◆ DIRECTIONS FOR THIS TASK:
Using the data beneath, show every line that includes the word "close".

[Interface dataset entries]
-=-=-=-=-

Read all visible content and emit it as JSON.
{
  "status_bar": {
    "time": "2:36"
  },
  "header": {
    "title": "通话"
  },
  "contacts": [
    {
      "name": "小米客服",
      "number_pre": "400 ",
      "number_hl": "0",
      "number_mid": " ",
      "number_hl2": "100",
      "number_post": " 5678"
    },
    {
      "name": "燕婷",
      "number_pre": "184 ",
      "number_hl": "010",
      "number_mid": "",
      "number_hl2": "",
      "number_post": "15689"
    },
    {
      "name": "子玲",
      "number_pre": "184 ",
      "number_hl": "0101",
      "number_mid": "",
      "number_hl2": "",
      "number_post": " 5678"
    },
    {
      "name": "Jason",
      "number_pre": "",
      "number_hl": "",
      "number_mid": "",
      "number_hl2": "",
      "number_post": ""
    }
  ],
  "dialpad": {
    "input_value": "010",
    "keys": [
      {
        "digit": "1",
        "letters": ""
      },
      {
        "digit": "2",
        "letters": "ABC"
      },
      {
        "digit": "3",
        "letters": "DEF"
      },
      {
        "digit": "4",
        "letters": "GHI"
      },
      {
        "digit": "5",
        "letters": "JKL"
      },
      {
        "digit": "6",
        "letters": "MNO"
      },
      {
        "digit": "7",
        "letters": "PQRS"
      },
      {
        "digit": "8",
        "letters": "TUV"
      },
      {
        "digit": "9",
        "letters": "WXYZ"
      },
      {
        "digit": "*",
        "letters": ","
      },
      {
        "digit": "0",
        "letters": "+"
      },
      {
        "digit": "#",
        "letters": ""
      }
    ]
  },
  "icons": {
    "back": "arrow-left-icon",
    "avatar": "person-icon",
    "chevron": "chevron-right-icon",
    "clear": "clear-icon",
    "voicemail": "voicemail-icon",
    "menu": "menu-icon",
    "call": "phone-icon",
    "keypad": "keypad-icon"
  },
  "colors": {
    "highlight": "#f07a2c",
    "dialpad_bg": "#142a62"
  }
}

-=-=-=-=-

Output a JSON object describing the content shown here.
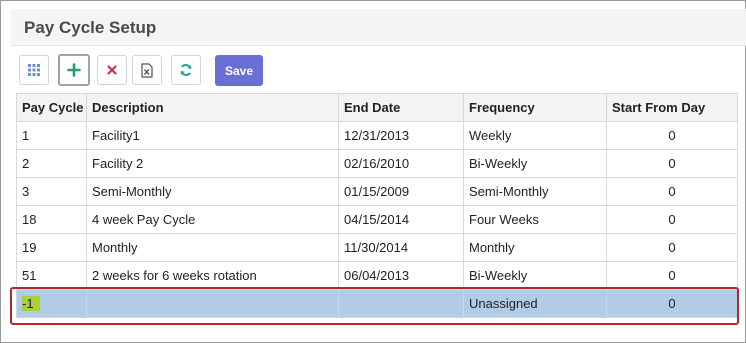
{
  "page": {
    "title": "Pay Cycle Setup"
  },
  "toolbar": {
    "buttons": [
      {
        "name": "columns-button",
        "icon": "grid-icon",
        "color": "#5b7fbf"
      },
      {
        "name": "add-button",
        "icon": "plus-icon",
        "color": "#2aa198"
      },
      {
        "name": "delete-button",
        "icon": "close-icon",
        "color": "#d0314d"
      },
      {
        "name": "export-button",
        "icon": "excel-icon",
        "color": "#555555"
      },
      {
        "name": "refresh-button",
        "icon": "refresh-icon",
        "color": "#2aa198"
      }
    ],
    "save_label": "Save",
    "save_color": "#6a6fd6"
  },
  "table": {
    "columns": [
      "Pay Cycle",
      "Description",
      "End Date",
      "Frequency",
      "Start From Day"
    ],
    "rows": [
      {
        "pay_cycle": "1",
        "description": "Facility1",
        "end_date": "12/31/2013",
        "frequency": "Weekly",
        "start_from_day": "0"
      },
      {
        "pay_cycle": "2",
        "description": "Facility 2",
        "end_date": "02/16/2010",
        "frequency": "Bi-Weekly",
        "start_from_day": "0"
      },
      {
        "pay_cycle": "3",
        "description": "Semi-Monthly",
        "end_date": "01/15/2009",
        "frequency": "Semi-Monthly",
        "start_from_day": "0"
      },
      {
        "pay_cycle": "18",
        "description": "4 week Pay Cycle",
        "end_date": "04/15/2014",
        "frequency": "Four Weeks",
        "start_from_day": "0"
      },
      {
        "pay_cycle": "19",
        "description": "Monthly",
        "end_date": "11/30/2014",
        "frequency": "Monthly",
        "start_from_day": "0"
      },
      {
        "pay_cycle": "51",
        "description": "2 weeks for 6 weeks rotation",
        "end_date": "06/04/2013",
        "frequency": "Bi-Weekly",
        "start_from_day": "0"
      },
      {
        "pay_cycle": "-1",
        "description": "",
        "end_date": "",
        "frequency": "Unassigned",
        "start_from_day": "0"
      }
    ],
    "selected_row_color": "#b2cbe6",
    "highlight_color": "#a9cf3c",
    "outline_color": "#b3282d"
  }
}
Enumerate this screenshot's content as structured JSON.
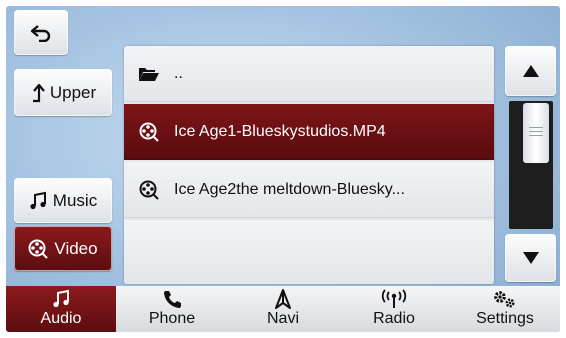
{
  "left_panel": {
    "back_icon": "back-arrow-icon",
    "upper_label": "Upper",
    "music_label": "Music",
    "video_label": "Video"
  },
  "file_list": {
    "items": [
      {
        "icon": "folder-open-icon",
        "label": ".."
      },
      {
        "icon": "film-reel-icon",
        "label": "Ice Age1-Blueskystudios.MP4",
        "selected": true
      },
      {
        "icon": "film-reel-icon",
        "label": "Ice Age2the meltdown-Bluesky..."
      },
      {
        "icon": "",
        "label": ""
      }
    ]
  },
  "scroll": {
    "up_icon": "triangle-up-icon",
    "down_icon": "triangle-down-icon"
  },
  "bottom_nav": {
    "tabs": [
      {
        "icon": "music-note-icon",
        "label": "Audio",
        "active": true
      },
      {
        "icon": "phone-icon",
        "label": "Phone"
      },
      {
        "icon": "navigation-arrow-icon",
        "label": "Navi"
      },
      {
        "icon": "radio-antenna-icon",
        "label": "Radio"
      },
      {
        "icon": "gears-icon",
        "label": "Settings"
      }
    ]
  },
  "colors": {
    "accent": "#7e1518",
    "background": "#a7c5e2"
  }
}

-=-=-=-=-

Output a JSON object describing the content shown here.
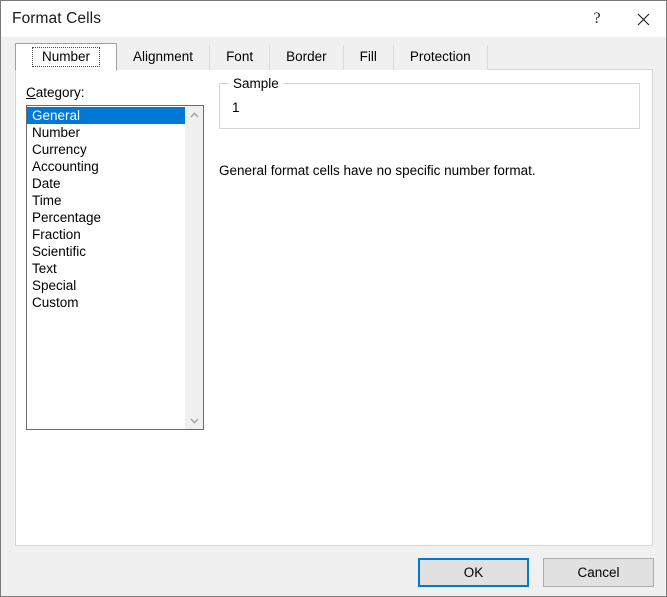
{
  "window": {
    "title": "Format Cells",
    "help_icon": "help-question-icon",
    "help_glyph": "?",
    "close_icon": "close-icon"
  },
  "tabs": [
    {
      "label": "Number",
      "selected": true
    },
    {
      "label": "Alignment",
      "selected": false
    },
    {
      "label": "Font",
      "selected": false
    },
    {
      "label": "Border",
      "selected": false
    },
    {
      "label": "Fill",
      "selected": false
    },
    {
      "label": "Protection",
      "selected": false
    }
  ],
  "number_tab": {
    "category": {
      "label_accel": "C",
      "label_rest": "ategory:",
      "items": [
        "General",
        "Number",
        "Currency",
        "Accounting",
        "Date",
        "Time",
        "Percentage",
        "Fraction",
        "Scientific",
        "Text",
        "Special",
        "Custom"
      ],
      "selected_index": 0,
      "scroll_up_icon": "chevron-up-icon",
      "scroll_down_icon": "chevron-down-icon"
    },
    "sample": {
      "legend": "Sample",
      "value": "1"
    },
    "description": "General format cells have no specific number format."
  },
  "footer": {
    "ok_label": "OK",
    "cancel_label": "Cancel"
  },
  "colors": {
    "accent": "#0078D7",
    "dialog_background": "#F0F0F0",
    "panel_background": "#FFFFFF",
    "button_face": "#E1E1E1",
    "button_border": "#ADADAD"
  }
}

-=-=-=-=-

◆ PROBLEM SOLUTION:
        "icon": "close-icon",
    "close_icon": "close-icon"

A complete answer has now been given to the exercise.